But if we further attend to the expressions employed by our Lord, in the passage under consideration, we shall perceive an important discrepancy in his mode of stating the rewards of the Righteous, and the punishment of the Wicked. It is not said of the Wicked, that they shall go into eternal life, an eternal life of misery, which is the language preferred by our hypothetic reasoners, and would be the most pertinent, if their system were true. Nor is
there a single passage in which it is declared, in a manner equally explicit, that the wicked shall rise again into a life and immortality of absolute misery. It remains for those who believe that such will be their destination, to explain the cause of a distinction universally observed; or why does the revelation of God always avoid those expressions which they always prefer?

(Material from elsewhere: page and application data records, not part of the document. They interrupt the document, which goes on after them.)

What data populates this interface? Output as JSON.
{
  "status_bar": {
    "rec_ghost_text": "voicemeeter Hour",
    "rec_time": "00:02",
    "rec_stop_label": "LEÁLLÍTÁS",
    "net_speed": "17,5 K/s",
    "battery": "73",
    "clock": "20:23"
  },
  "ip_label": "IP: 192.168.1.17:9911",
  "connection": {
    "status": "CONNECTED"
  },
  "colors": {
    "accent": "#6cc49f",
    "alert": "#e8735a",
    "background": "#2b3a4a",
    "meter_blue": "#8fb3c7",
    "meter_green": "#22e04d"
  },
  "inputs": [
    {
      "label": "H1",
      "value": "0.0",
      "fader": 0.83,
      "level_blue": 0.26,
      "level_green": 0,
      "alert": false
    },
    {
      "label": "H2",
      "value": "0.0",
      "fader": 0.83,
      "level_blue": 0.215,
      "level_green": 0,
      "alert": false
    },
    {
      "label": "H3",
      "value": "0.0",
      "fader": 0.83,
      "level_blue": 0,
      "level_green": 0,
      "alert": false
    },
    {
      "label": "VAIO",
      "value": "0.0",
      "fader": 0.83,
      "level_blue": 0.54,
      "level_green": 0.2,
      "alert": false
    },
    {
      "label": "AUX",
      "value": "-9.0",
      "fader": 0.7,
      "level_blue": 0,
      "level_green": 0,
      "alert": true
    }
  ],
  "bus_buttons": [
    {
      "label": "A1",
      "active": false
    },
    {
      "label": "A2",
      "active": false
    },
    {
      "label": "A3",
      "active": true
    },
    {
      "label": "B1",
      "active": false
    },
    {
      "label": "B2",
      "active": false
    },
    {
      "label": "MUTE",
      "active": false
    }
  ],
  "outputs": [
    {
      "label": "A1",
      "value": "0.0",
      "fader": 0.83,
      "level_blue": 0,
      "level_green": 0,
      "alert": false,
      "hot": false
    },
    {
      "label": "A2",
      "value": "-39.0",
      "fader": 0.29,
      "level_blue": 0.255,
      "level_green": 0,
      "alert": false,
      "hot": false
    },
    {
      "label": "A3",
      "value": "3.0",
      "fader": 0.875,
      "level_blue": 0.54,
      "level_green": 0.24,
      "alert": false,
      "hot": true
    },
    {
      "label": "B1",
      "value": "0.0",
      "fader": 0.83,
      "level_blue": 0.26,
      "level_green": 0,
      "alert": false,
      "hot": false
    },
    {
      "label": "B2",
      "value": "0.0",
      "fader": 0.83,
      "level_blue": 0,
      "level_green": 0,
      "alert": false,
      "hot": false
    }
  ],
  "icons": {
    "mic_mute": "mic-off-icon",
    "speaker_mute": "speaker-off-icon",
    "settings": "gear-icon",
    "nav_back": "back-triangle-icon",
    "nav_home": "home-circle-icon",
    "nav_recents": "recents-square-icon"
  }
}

It has also been urged, that a reiteration of the words, as in the expressions from everlasting to everlasting, must imply an eternity in the absolute sense.
We might observe, in answer, that this assertion appears not unlike a concession, that the single term is destitute of sufficient force to express the idea. So likewise is the reiteration itself; for many instances may be produced, where similar phraseology is applied to subjects which cannot admit of this interpretation. David says, "So shall I keep thy law, continually for ever and ever." "I will praise thy name for ever and ever." "Let all flesh bless thy name
for ever and ever."
Other modes of using the same term are also adopted to give it additional force, in subjects where absolute eternity must be excluded. It is not unfrequently thought by the writer to be inadequate to his subject, without an auxiliary
to increase its force. The Septuagint version, has the following expression in the song of Moses, "the Lord shall reign everlasting upon everlasting, and farther, τον αίωνα και επ αίωνα, και
. Exod. xv. 18. They that turn many to righteousness shall shine as the stars, as T asaras na i, to the ages and farther, Dan. xii. 3. We will walk in the name of Jehovah our God, εις τον αιώνα και επέκεινα, to the age, and beyond it. Mich. iv. 5.*
Once more; there are some very strong expressions in the book of Revelations which are adduced in support of the doctrine of endless torment. From these we will select the following, as our observations will be equally applicable to every other.
"If any man worship the beast, and his image, the same shall drink of the wine of the wrath of God, and he shall be tormented with fire and brimstone, ni the presence of the holy angels, and in the presence of the lamb, and the smoke of their torments ascendeth up for ever and ever, and they shall have no rest day nor night.f
Perhaps the proper answer to the arguments deduced from these, and other expressions of a
* See Note L.
+ Rev. xiv. 9-12.